Al Jazeera’s Alan Fisher scores the candidates after the second debate of the 2016 Republican White House race.
The decision by Wisconsin Governor Scott Walker to leave the Republican presidential race is a prime example of how the debates can’t win you the nomination but they can lose it for you.
It was only a few months ago that the deeply conservative Walker was leading the polls. This clean-cut, Harley-riding, family man attracted big money supporters. Among them the Koch Brothers, seen as power brokers in the Republican party with their enormous wealth and influence. In fact, in April, David Koch told Republican donors: “We will support whoever the candidate is, but it should be Scott Walker.”
Walker came to national attention by winning elections in Wisconsin three times in four years. He pushed his state to strip union bargaining rights from public workers. He faced a recall election over that and his Democratic and union rivals poured in money and supporters to unseat him. He still won. And that allowed himself to claim, in a state that hasn’t voted Republican since 1984, he was a fighter who could take a conservative agenda and make it palatable to the rest of the country.

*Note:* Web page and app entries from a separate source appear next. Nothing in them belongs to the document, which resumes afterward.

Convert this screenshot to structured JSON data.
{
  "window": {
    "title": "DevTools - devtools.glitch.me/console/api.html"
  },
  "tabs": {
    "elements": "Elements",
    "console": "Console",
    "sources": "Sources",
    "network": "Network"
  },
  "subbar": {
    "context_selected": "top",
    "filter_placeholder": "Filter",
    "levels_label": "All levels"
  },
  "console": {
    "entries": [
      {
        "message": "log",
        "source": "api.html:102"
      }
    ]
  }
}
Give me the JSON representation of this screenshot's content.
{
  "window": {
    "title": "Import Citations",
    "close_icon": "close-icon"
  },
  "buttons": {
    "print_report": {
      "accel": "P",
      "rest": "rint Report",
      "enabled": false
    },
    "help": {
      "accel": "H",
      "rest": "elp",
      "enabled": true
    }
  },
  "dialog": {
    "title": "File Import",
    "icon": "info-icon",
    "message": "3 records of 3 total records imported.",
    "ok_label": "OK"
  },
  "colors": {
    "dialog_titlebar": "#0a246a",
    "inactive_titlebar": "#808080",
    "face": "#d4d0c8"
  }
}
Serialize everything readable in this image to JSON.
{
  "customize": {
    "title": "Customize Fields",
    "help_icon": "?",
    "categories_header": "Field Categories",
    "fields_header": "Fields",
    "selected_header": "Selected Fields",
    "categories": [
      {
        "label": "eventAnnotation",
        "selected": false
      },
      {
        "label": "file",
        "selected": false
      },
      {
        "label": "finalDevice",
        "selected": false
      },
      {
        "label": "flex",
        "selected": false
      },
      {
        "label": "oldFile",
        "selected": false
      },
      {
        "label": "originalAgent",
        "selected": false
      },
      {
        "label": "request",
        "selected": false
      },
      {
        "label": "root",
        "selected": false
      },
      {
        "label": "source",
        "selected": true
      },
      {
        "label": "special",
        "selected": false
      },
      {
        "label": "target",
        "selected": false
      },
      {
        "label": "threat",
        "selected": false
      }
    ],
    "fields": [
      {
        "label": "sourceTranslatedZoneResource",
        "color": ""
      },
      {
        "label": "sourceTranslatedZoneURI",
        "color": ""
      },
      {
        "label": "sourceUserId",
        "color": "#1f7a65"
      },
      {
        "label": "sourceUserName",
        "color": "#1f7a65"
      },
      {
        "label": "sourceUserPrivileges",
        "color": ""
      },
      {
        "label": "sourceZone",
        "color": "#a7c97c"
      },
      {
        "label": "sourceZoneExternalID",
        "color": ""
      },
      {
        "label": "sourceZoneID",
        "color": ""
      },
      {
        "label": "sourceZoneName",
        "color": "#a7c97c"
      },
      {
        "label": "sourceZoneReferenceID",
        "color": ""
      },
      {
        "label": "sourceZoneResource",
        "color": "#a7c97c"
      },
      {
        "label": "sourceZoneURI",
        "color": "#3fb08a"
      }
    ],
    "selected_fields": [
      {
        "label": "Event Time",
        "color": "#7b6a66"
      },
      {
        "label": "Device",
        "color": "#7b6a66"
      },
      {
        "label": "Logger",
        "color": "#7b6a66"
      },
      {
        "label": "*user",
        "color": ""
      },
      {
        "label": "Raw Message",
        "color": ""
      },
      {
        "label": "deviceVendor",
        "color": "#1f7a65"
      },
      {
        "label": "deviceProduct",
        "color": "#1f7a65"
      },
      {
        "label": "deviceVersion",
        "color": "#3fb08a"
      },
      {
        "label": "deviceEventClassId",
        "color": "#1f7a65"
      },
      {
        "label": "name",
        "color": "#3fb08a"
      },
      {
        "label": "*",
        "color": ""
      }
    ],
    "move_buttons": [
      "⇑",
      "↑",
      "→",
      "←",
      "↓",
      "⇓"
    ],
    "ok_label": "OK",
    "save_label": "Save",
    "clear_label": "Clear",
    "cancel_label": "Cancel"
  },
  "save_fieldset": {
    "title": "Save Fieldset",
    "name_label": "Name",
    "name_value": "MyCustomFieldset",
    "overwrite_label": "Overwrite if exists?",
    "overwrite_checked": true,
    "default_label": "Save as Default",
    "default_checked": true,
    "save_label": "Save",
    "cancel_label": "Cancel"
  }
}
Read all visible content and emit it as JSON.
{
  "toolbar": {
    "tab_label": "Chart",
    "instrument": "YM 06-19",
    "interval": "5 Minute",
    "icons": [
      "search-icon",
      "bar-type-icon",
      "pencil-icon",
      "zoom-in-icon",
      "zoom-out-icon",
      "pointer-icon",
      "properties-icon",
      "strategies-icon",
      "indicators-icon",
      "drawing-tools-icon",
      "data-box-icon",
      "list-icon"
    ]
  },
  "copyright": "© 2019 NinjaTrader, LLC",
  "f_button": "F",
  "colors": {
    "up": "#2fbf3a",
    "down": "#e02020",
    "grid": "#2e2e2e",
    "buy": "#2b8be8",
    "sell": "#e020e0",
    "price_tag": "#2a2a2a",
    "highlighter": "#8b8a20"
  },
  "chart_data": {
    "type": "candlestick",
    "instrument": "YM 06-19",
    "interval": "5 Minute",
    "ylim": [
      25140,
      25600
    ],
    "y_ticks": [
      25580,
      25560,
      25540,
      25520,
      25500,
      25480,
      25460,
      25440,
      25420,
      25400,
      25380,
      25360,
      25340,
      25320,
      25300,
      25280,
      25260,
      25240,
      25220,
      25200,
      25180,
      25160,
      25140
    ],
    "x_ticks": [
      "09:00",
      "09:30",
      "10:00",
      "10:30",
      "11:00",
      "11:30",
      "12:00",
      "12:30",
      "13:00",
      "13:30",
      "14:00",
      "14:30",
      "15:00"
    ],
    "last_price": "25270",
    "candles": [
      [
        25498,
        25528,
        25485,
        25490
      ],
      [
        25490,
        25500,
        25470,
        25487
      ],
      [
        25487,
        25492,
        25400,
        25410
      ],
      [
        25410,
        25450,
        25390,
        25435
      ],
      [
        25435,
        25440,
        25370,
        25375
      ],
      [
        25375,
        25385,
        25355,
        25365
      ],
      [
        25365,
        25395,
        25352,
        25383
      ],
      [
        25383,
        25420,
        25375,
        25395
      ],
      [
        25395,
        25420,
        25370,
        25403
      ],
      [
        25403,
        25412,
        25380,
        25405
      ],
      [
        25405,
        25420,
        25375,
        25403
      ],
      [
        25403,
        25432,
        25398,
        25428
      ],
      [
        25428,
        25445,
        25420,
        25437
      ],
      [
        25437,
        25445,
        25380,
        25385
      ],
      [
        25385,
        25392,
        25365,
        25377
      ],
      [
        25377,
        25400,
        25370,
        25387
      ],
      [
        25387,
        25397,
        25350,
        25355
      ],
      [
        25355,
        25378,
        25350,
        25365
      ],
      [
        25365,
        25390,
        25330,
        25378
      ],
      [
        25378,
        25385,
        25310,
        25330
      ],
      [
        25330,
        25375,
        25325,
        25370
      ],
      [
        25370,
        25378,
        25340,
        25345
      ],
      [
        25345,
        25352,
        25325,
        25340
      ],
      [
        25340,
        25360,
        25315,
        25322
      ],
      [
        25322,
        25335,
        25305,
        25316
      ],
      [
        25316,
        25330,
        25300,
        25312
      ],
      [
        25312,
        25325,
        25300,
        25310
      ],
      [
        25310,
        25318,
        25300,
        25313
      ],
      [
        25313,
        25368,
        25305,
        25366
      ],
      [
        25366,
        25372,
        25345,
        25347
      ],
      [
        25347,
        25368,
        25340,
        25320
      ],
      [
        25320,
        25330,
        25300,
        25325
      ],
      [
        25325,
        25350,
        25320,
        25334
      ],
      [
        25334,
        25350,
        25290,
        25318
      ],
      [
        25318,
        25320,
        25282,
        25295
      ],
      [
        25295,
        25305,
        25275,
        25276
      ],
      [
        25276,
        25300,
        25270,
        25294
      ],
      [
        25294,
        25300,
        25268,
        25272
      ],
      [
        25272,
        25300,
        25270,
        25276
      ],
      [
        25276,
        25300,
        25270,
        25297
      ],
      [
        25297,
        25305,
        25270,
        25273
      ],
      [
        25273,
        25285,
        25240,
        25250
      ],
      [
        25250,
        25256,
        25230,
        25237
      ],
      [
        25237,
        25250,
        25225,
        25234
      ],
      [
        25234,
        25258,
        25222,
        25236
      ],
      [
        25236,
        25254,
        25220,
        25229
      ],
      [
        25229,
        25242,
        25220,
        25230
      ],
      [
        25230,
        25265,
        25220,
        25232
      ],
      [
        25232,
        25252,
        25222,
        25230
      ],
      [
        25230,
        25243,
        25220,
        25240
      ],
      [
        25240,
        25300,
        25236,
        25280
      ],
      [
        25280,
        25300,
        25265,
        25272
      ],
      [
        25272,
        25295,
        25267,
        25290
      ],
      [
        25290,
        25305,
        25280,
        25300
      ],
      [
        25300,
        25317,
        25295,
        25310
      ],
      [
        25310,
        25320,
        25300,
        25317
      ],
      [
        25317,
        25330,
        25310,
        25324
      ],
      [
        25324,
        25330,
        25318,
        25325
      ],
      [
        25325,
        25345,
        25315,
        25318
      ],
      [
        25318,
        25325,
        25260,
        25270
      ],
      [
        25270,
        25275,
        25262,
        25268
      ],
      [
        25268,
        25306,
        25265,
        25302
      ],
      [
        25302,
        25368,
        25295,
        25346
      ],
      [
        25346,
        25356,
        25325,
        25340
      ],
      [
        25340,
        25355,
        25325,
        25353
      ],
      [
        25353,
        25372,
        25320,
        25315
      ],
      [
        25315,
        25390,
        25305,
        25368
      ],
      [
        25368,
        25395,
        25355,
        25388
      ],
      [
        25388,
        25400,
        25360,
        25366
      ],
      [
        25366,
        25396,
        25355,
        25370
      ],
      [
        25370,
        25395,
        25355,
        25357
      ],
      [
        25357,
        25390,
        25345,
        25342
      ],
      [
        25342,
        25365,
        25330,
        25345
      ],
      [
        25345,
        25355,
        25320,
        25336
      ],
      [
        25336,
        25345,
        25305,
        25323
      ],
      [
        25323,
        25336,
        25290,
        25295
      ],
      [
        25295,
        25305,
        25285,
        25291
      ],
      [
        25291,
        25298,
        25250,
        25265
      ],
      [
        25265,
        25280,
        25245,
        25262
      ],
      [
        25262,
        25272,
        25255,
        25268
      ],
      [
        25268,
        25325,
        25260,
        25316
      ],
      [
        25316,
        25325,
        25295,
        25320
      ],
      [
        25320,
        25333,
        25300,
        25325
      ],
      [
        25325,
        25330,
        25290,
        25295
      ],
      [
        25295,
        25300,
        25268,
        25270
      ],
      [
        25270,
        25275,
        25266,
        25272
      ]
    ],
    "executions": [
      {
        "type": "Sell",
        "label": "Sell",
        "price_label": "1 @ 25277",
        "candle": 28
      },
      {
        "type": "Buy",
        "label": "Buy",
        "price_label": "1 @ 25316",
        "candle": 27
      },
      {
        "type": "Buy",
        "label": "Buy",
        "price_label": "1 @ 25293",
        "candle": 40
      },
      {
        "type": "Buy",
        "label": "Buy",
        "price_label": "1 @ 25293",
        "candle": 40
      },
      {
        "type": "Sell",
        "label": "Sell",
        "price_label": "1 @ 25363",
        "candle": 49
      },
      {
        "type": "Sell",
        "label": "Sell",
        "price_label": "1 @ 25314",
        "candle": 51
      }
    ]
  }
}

He won backing from religious conservatives, the Tea Party and even more traditional Republicans who saw the 47-year-old as electable. And with an impressive performance in front of conservatives in Iowa in January, he was quickly installed as the man most likely to succeed.
He concentrated his efforts in Iowa. The plan was to record an impressive victory there in the first nominating contest next February and take that momentum to the other early states.
But as likable and personable as he was on the campaign trail, he made a number of unforced errors. And his team struggled to deal with the summer whirlwind of the Trump campaign.
He railed against career politicians. Then it was pointed out he had spent 22 years in elected office. He talked about building a wall between the US and Canada – and days later laughed off the idea as ridiculous. And on the issue of babies being born in the US being automatically given citizenship, he took days to clarify his position. And then he approved spending $250m of taxpayer money to keep the Milwaukee Bucks basketball team in the state. And that left people asking if he really was “severely conservative”.
His performance in the first Republican debate was unimpressive. He got little time to talk – and when he did he did nothing with it.
He refused to attack Donald Trump initially – hoping his support would fall away and his supporters would fall into line behind him.
But the Trump bubble didn’t burst.
And the polls were producing nothing but bad news. From being at the top, he kept falling and falling. His support dropped to just five percent.
The second debate gave him the opportunity to reinvigorate himself, his campaign and his supporters. But he had a bad night. He took an early swing at Trump but he ended with less screen time than anyone else. No one was talking about Walker in anything but negative terms. It was hard to convince anyone his campaign was in a death spiral.
On the morning after the debate, he huddled with his financial backers and his campaign team. He cancelled a number of events elsewhere in the country, setting his sights again on Iowa. But when the latest polls emerged on Sunday – he was recording an asterisk. That meant his support was so small, it couldn’t be measured.
And so he stepped out of the race, urging others who are polling poorly to do the same, to clear the field so that people can challenge Trump.
Walker once claimed he was “aggressively normal”. Running for president takes a lot out of a person and family and creates exceptional circumstances.
He can return to being normal once more.